Research methodology is not always as ‘cut and dried’ as initially thought to be. Sometimes the type of participants, their job responsibilities, size of the organization, industry specialty, or just a lack of interest in the study may have an impact on the success of the research methodology. Researchers need to be prepared to ‘think on their feet’ and adapt to the situation presented, modify the approach, but stay in line with the specified method. This chapter presents an example of a study that met the requirements of a quantitative correlational analysis; but as the end results show, a mixed method study may have been the preferred approach. By reviewing the challenges overcome in this study, readers will be able to better determine their best overall research methodology at the start of the study and not be presented with challenges midstream.
This chapter is a summation of the dissertation Dr. Rachel Gonzales (2010) conducted in partial requirement for her Doctorate of Management from University of Phoenix. The chapter begins with an overview of the research problem and introduction to the three variables of the study. An emphasis on the qualitative methodology and results is provided, followed by a general discussion of the study’s findings. The two remaining sections: (a) recommendations, and (b) limitations and future research directions, provide opportunities for future scholarly works. The scholar can use this chapter to frame ideas for future research or formulation of an appropriate methodology for his or her own research .
Influenced by Thomas Kuhn’s philosophy of science, Dr. Steve Woods presents a synopsis of his radical research into adoption of information technology. The persistent problem of disappointing returns on investments in new information technology (IT) has encouraged information systems research regarding adoption determinants, yet 40 years of research explains only 70% of IT adoption factors (Venkatesh et al., 2003). This study is a departure from tradition in both the participants studied and the application of never before examined independent variables of personality. Participants in this study were IT decision makers empowered to acquire Web-based hiring system technologies. Independent variables of Web-based hiring system adoption were measured by a personality assessment used for workplace hiring. Logistic regression of the personality assessments of 423 participants revealed that three new variables, numeric reasoning, attitude, and people service, significantly predicted 12 to 16% of adoption. Dr. Woods suggests that these results were achieved through refractive thinking.
Unlike most academic books that merely define research, the goal of this series is to offer unique applications of thinking beyond the box from the perspectives of multiple authors, each offering their specific expertise. The goal of this epilogue is to continue to expand our conception of refractive thinking as this adds to the paradigm of critical thinking.

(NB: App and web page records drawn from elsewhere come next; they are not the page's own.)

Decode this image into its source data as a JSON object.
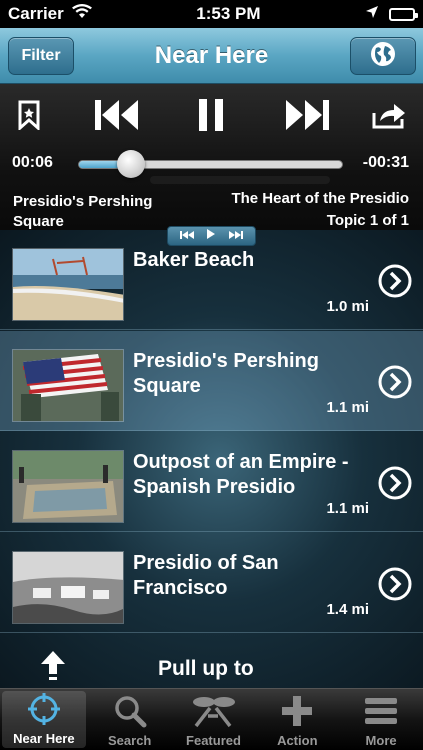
{
  "status_bar": {
    "carrier": "Carrier",
    "time": "1:53 PM"
  },
  "nav": {
    "filter_label": "Filter",
    "title": "Near Here",
    "globe_icon": "globe-icon"
  },
  "player": {
    "elapsed": "00:06",
    "remaining": "-00:31",
    "progress": 0.2,
    "current_stop": "Presidio's Pershing Square",
    "track_title": "The Heart of the Presidio",
    "topic": "Topic 1 of 1"
  },
  "list": {
    "items": [
      {
        "title": "Baker Beach",
        "distance": "1.0 mi",
        "selected": false
      },
      {
        "title": "Presidio's Pershing Square",
        "distance": "1.1 mi",
        "selected": true
      },
      {
        "title": "Outpost of an Empire - Spanish Presidio",
        "distance": "1.1 mi",
        "selected": false
      },
      {
        "title": "Presidio of San Francisco",
        "distance": "1.4 mi",
        "selected": false
      }
    ],
    "pull_text": "Pull up to"
  },
  "tabs": [
    {
      "label": "Near Here",
      "icon": "crosshair-icon",
      "active": true
    },
    {
      "label": "Search",
      "icon": "search-icon",
      "active": false
    },
    {
      "label": "Featured",
      "icon": "featured-icon",
      "active": false
    },
    {
      "label": "Action",
      "icon": "plus-icon",
      "active": false
    },
    {
      "label": "More",
      "icon": "menu-icon",
      "active": false
    }
  ],
  "colors": {
    "nav_top": "#8ec9de",
    "nav_bottom": "#3f8cab",
    "list_bg": "#17303d",
    "selected_row": "#5e8aa3"
  }
}
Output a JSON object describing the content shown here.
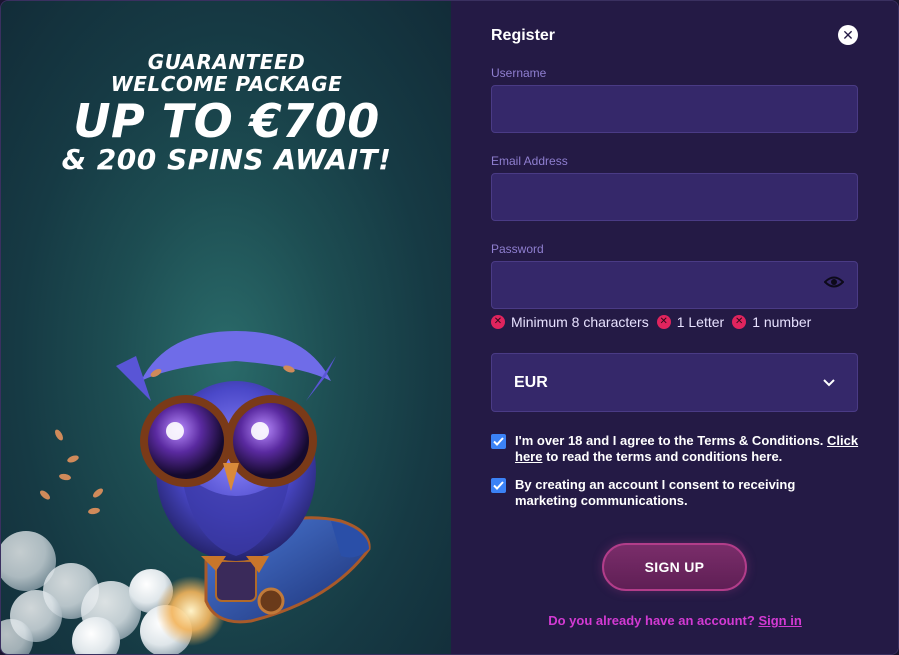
{
  "promo": {
    "line1": "GUARANTEED",
    "line2": "WELCOME PACKAGE",
    "line3": "UP TO €700",
    "line4": "& 200 SPINS AWAIT!"
  },
  "form": {
    "title": "Register",
    "username_label": "Username",
    "username_value": "",
    "email_label": "Email Address",
    "email_value": "",
    "password_label": "Password",
    "password_value": "",
    "rules": [
      {
        "label": "Minimum 8 characters",
        "icon": "x-circle-icon"
      },
      {
        "label": "1 Letter",
        "icon": "x-circle-icon"
      },
      {
        "label": "1 number",
        "icon": "x-circle-icon"
      }
    ],
    "currency_value": "EUR",
    "terms": {
      "checked": true,
      "text_before": "I'm over 18 and I agree to the Terms & Conditions. ",
      "link": "Click here",
      "text_after": " to read the terms and conditions here."
    },
    "marketing": {
      "checked": true,
      "text": "By creating an account I consent to receiving marketing communications."
    },
    "signup_label": "SIGN UP",
    "signin_prompt": "Do you already have an account? ",
    "signin_link": "Sign in"
  },
  "colors": {
    "panel_bg": "#241a45",
    "field_bg": "#35286a",
    "accent_pink": "#d33ad3",
    "error_red": "#e0245e",
    "checkbox_blue": "#3b82f6"
  }
}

This chapter discusses in depth the incomplete nature of the current paradigm. There is more than simply an either or dichotomy where if thinking is inside the box, and critical thinking is outside the box, then what is beyond this approach or beyond the box? This chapter describes the nature of the refractive thinker in greater detail as this moves beyond conventional thinking and wisdom to see the world not as it is, but as the world could be; underlying the important forces and dynamics that are needed to create and sustain innovation and social change.